“In the account of the burning bush,” which the Sadducees know is described in the book of Exodus, “even Moses showed that the dead rise, for he calls the Lord ‘the God of Abraham, the God of Isaac, and the God of Jacob.’ He is not the God of the dead, but of the living, for to him all are alive.”
Now Jesus is arguing like a rabbi on steroids! He is noting that the text in Exodus does not say God was the God of Abraham, Isaac, and Jacob; God is the God of Abraham, Isaac, and Jacob, implying that in some way, shape, or form, these three patriarchs, and by implication, all Old Testament Israelites are alive.
And then there’s another subtle argument at work here. Inanimate, lifeless objects like rocks and cadavers don’t have a God. They have a creator. Only living, breathing beings have a God. And our God, says Jesus, “is not a God of the dead but of the living, for to him all are alive.”
Now, when our loved ones die and come back to life, do they become angels? No! Notice that Jesus says they are like angels. After we are resurrected we become like angels in that we are now beyond death. But angels are in a special category, distinct from human beings, and describing those differences would require another sermon.
When Christ-followers die, do their souls automatically live forever as the concept of the immortality of the soul suggests? No! Immortality of the soul is a Greek, not a biblical idea. If our souls are immortal by nature then God is not necessary to prolong our existence. But resurrection says God and only God can rescue us from the extinction of death. As powerful as Jesus was, he didn’t raise himself from the dead. God did. And God and only God will raise us to newness of life, to become not just an isolated, free floating soul, but a spiritual body interwoven with other spiritual bodies in the most amazing community we could imagine.
On this All Saints’ Day, as we ponder the destiny of our friends and loved ones who have died, here is what we need to take away from this passage. All matter, including these physical bodies, eventually melts down and dies. But relationships remain, especially our relationships with God and God’s children. Jesus says, “When it comes to your friends and loved ones who are my followers, let not your heart be troubled. Because my Father and your loved ones are friends forever. And nothing will ever interrupt that friendship.
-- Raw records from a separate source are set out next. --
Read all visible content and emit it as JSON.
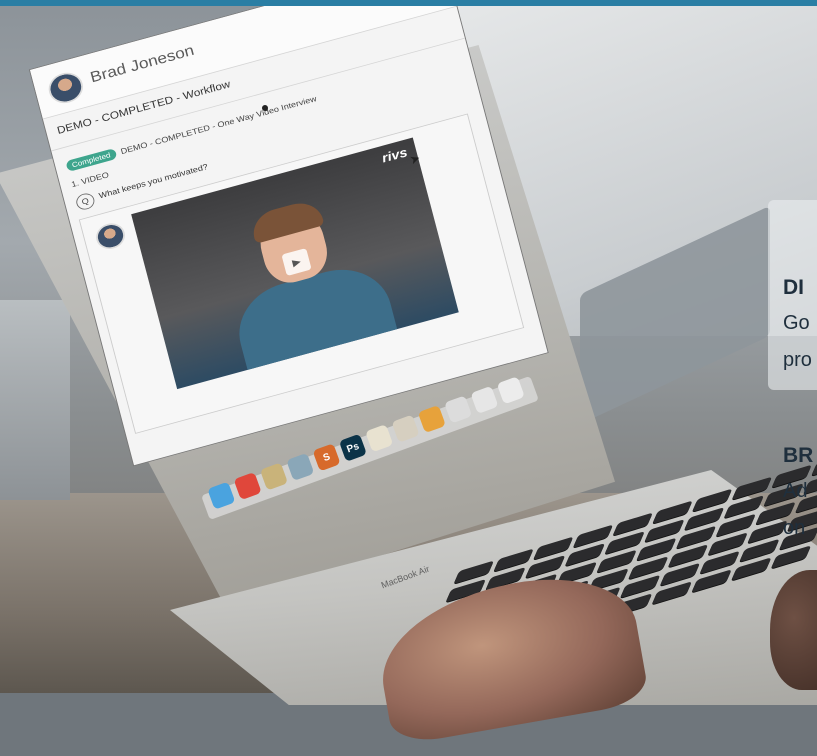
{
  "topbar_color": "#2a7ea4",
  "app": {
    "user_name": "Brad Joneson",
    "workflow_title": "DEMO - COMPLETED - Workflow",
    "status_badge": "Completed",
    "interview_title": "DEMO - COMPLETED - One Way Video Interview",
    "section_label": "1. VIDEO",
    "question_marker": "Q",
    "question_text": "What keeps you motivated?",
    "video_logo": "rivs",
    "play_icon": "play-icon"
  },
  "laptop": {
    "brand_label": "MacBook Air",
    "dock_icons": [
      {
        "name": "finder-icon",
        "label": "",
        "color": "#4aa3df"
      },
      {
        "name": "chrome-icon",
        "label": "",
        "color": "#e0473b"
      },
      {
        "name": "app-icon",
        "label": "",
        "color": "#c9b37a"
      },
      {
        "name": "app-icon",
        "label": "",
        "color": "#8aa7b8"
      },
      {
        "name": "app-icon",
        "label": "S",
        "color": "#d76a2b"
      },
      {
        "name": "photoshop-icon",
        "label": "Ps",
        "color": "#0b3348"
      },
      {
        "name": "app-icon",
        "label": "",
        "color": "#e8e2d0"
      },
      {
        "name": "app-icon",
        "label": "",
        "color": "#d6cfc0"
      },
      {
        "name": "app-icon",
        "label": "",
        "color": "#e7a23b"
      },
      {
        "name": "app-icon",
        "label": "",
        "color": "#dcdcdc"
      },
      {
        "name": "app-icon",
        "label": "",
        "color": "#e6e6e6"
      },
      {
        "name": "app-icon",
        "label": "",
        "color": "#ececec"
      }
    ]
  },
  "side_panel": {
    "heading_1": "DI",
    "line_1a": "Go",
    "line_1b": "pro",
    "heading_2": "BR",
    "line_2a": "Ad",
    "line_2b": "on"
  }
}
To quote the Apostle Paul: “Who shall separate us from the love of Christ? Shall tribulation, or distress, or persecution, or nakedness or peril or sword? No, in all these things we are more than conquerors through him who loved us. For I am persuaded that neither death nor life, nor angels, nor principalities nor powers, nor things present nor things to come, nor height nor depth nor any other creature shall separate us from the love of God in Christ Jesus our Lord” (Romans 8: 35, 37-39).